Figure 1. The 1781 Snape map of Lichfield
That nature of the worship in St. Michael’s changed radically during this period, with the celebration of the mass and the medieval processions being replaced by services from, firstly, the 1549 prayer book of Edward VI and the, from 1660, services from the Book of Common Prayer. These would have been mainly read services of mattins and evensong, with occasional, perhaps monthly, services of holy communion. The church was at the time under the authority of the Vicar of St. Mary’s who appointed a series of curates to lead the service, and to baptize, marry and bury the parishioners. Sermons would have been few and far between and, were generally provided by the chaplains of the Cathedral prebendaries. Relations between the prebendaries and St Michael’s were not always harmonious. In 1720 they requested permission to drive a carriage to the door of the church in wet weather. This was refused by the churchwardens. In retaliation, the prebendaries then resorted to sending one of their vicars with a book of homilies to read from. Eventually the matter was settled by the bishop and the carriage was allowed.
The church registers, which begin in 1574, also give insights into the life of the parish and the city at the time. Apart from recording the burials of parishioners at all levels in society including a number of entries for such prominent Lichfield families as the Floyers, the Ashmoles and the Dyotts, we also find records to the burial of itinerants, executed prisoners, long standing servants of the church and suicides. These centuries were also the time when a large number of funerary monuments were placed in the church. A few of these still survive, but many seem to have been swept away in either the civil war or the restoration of the 1840s. For example, on the north side of the chancel was an alabaster stone, upon which was the figure of a man between his two wives. Under the feet of the wife on the right hand were the figures of fifteen sons and six daughters, and under that on the left were three sons and three daughters. One suspects there is a story to be told there!. Of the monuments that did survive two of particular note are those to John Newton (d 1724) one of whose son’s went on to be Dean of St Paul’s, whilst the other founded Newton’s College in the Close for widows and unmarried daughters of clergy; and to Richard and Felicia Hammond and their daughter Mary Cobb, all friends of Samuel Johnson. Perhaps the most famous of the inscriptions within the church is a floor slab with a Latin memorial on the grave of Samuel Johnson’s father. This was composed by Johnson himself who wrote “Rasselas or the Prince of Abysinnia” and sold it to publishers for £100 in order to pay the cost of the memorial.

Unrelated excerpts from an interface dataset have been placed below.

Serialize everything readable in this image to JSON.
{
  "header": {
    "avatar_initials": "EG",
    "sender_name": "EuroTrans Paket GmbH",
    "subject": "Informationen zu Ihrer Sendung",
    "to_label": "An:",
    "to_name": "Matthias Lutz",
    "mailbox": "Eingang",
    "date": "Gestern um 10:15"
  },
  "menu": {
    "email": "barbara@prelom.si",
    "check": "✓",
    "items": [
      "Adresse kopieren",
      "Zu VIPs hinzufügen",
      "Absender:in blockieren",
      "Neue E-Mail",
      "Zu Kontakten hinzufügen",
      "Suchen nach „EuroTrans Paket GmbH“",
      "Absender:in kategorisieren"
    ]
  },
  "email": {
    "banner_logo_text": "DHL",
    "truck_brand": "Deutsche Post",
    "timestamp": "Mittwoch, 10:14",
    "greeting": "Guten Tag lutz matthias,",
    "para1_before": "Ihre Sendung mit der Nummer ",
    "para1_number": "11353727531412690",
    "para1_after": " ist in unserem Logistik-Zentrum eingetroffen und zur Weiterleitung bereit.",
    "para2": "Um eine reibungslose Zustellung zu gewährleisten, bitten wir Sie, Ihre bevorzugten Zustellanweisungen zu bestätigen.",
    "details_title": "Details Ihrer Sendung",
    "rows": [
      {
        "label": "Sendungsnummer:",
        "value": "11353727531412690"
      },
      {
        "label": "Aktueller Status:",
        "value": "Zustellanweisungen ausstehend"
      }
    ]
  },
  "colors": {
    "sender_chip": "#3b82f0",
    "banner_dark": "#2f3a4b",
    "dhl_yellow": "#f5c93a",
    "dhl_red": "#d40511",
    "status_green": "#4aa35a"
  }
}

Memorial slab to Michael Johnson
Towards the close of this period, the ministers of the church become more than just names. Curates of St. Mary’s were appointed up to 1740, and after that Perpetual Curates (our equivalent of vicars) were appointed. These included three from the Remington family – Daniel William Remington, and his sons William Remington (1782-1805) and Edward Remington (1805 – 1831). William is said to have been the first to institute a Sunday School in Lichfield, and there is a monument to him and to his father in the Cathedral.